HSBC on the dollar
HSBC sees the possibility of $1,300 per ounce for gold if the United Kingdom chooses to opt out of the European Union. The bank’s foreign-exchange team looks for the euro to rise against the US dollar by the current year’s end. Thus, the weakness in the US dollar will further help dollar-denominated assets.
The US dollar and gold prices are often inversely related. Though there may be short-term variations, in the long run, this relationship will likely hold strong.
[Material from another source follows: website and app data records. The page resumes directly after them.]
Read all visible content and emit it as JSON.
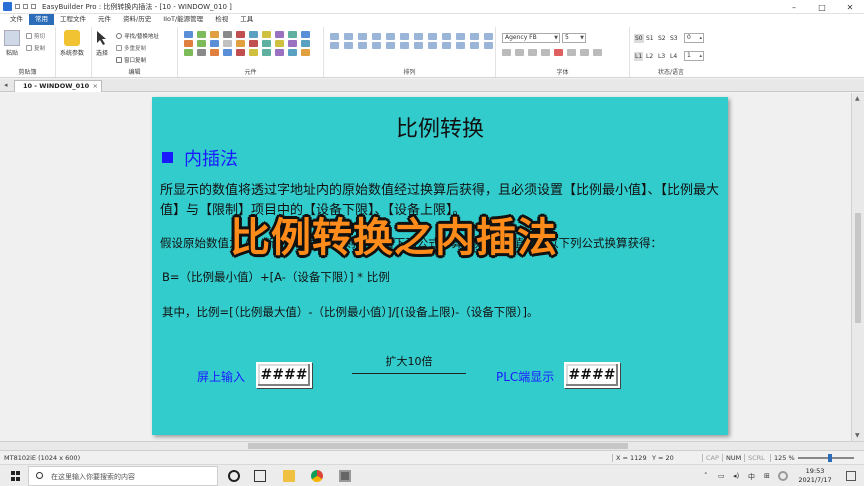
{
  "window": {
    "title": "EasyBuilder Pro : 比例转换内插法 - [10 - WINDOW_010 ]",
    "controls": [
      "–",
      "□",
      "✕"
    ]
  },
  "menu": {
    "tabs": [
      "文件",
      "常用",
      "工程文件",
      "元件",
      "资料/历史",
      "IIoT/能源管理",
      "检视",
      "工具"
    ],
    "active_index": 1
  },
  "ribbon": {
    "clipboard": {
      "paste": "粘贴",
      "cut": "剪切",
      "copy": "复制",
      "group": "剪贴簿"
    },
    "system_params": "系统参数",
    "edit": {
      "select": "选择",
      "find_replace": "寻找/替换地址",
      "multi_copy": "多重复制",
      "window_copy": "窗口复制",
      "group": "编辑"
    },
    "objects_group": "元件",
    "arrange_group": "排列",
    "font": {
      "family": "Agency FB",
      "size": "5",
      "group": "字体"
    },
    "state": {
      "states": [
        "S0",
        "S1",
        "S2",
        "S3"
      ],
      "state_value": "0",
      "langs": [
        "L1",
        "L2",
        "L3",
        "L4"
      ],
      "lang_value": "1",
      "group": "状态/语言"
    }
  },
  "doc_tab": {
    "label": "10 - WINDOW_010",
    "close": "×"
  },
  "canvas": {
    "title": "比例转换",
    "subheading": "内插法",
    "paragraph": "所显示的数值将透过字地址内的原始数值经过换算后获得，且必须设置【比例最小值】、【比例最大值】与【限制】项目中的【设备下限】、【设备上限】。",
    "paragraph2": "假设原始数值为 A，新的数值为 B，则 B 将由下列公式计算，则 B 的值可依以下列公式换算获得：",
    "formula1": "B=（比例最小值）+[A-（设备下限）] * 比例",
    "formula2": "其中，比例=[（比例最大值）-（比例最小值）]/[(设备上限)-（设备下限）]。",
    "input_label": "屏上输入",
    "input_value": "####",
    "scale_label": "扩大10倍",
    "plc_label": "PLC端显示",
    "plc_value": "####",
    "bg_color": "#33cccc",
    "accent_color": "#1a1aff"
  },
  "overlay_caption": "比例转换之内插法",
  "status": {
    "model": "MT8102iE (1024 x 600)",
    "x": "X = 1129",
    "y": "Y = 20",
    "caps": "CAP",
    "num": "NUM",
    "scrl": "SCRL",
    "zoom": "125 %",
    "zoom_level": 0.55
  },
  "taskbar": {
    "search_placeholder": "在这里输入你要搜索的内容",
    "ime": "中",
    "time": "19:53",
    "date": "2021/7/17"
  }
}
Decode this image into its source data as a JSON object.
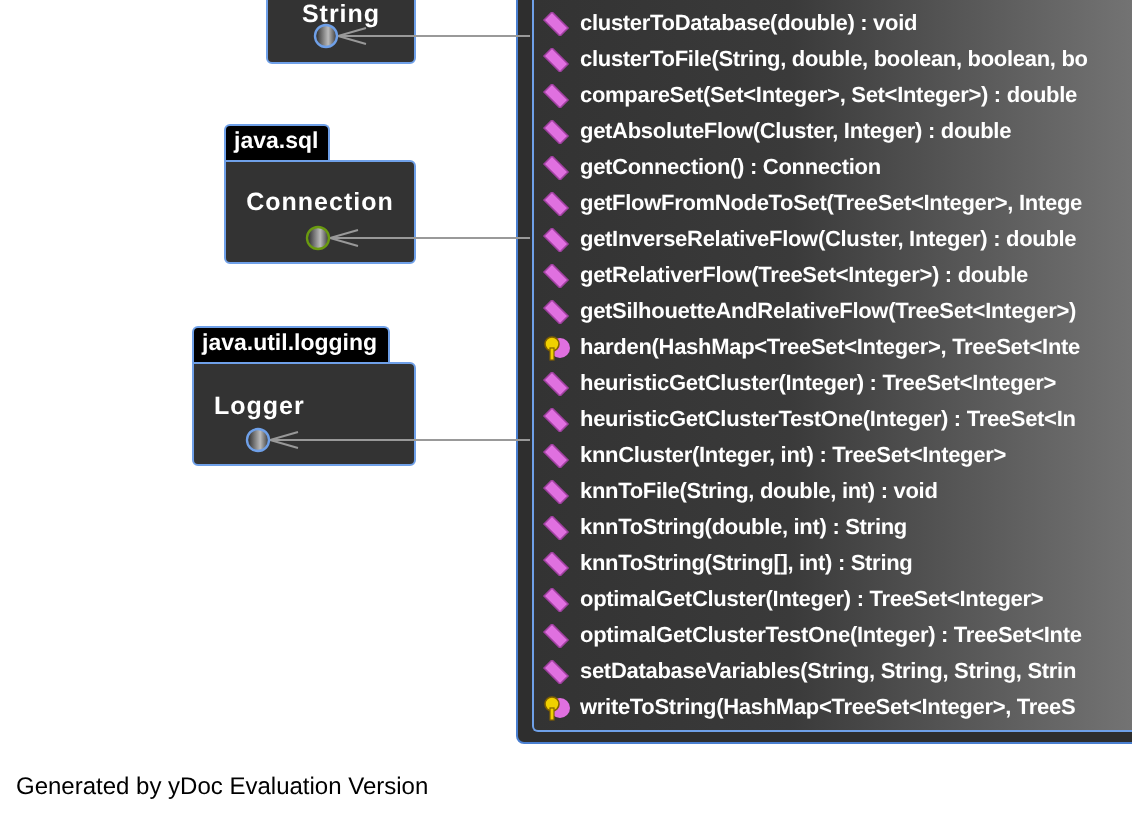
{
  "interfaces": [
    {
      "name": "String",
      "kind": "plain"
    },
    {
      "package": "java.sql",
      "name": "Connection",
      "kind": "highlighted"
    },
    {
      "package": "java.util.logging",
      "name": "Logger",
      "kind": "plain"
    }
  ],
  "methods": [
    {
      "kind": "public",
      "signature": "clusterToDatabase(double) : void"
    },
    {
      "kind": "public",
      "signature": "clusterToFile(String, double, boolean, boolean, bo"
    },
    {
      "kind": "public",
      "signature": "compareSet(Set<Integer>, Set<Integer>) : double"
    },
    {
      "kind": "public",
      "signature": "getAbsoluteFlow(Cluster, Integer) : double"
    },
    {
      "kind": "public",
      "signature": "getConnection() : Connection"
    },
    {
      "kind": "public",
      "signature": "getFlowFromNodeToSet(TreeSet<Integer>, Intege"
    },
    {
      "kind": "public",
      "signature": "getInverseRelativeFlow(Cluster, Integer) : double"
    },
    {
      "kind": "public",
      "signature": "getRelativerFlow(TreeSet<Integer>) : double"
    },
    {
      "kind": "public",
      "signature": "getSilhouetteAndRelativeFlow(TreeSet<Integer>)"
    },
    {
      "kind": "protected",
      "signature": "harden(HashMap<TreeSet<Integer>, TreeSet<Inte"
    },
    {
      "kind": "public",
      "signature": "heuristicGetCluster(Integer) : TreeSet<Integer>"
    },
    {
      "kind": "public",
      "signature": "heuristicGetClusterTestOne(Integer) : TreeSet<In"
    },
    {
      "kind": "public",
      "signature": "knnCluster(Integer, int) : TreeSet<Integer>"
    },
    {
      "kind": "public",
      "signature": "knnToFile(String, double, int) : void"
    },
    {
      "kind": "public",
      "signature": "knnToString(double, int) : String"
    },
    {
      "kind": "public",
      "signature": "knnToString(String[], int) : String"
    },
    {
      "kind": "public",
      "signature": "optimalGetCluster(Integer) : TreeSet<Integer>"
    },
    {
      "kind": "public",
      "signature": "optimalGetClusterTestOne(Integer) : TreeSet<Inte"
    },
    {
      "kind": "public",
      "signature": "setDatabaseVariables(String, String, String, Strin"
    },
    {
      "kind": "protected",
      "signature": "writeToString(HashMap<TreeSet<Integer>, TreeS"
    }
  ],
  "footer": "Generated by yDoc Evaluation Version"
}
Analysts at HSBC support the view that that the European Central Bank and the Bank of Japan have initiated a truce in the global currency war. According to the bank, the possible Brexit move by the United Kingdom and the weakness in the US dollar are both supportive of a rise in gold’s price.
The bank also mentioned that gold may be driven by potential hedging prior the Brexit referendum. The Swiss franc could also be a useful instrument for hedging purposes. The oil market’s recovery could also add some stimulus to the rise in gold prices.
Precious metals funds and miners
Precious metal gains are often quickly reflected in funds such as the iShares Gold Trust ETF (IAU) and the iShares Silver Trust ETF (SLV). These two funds closely followed gold and silver and rose 2.1% and 14.9%, respectively, on a trailing-30-day basis.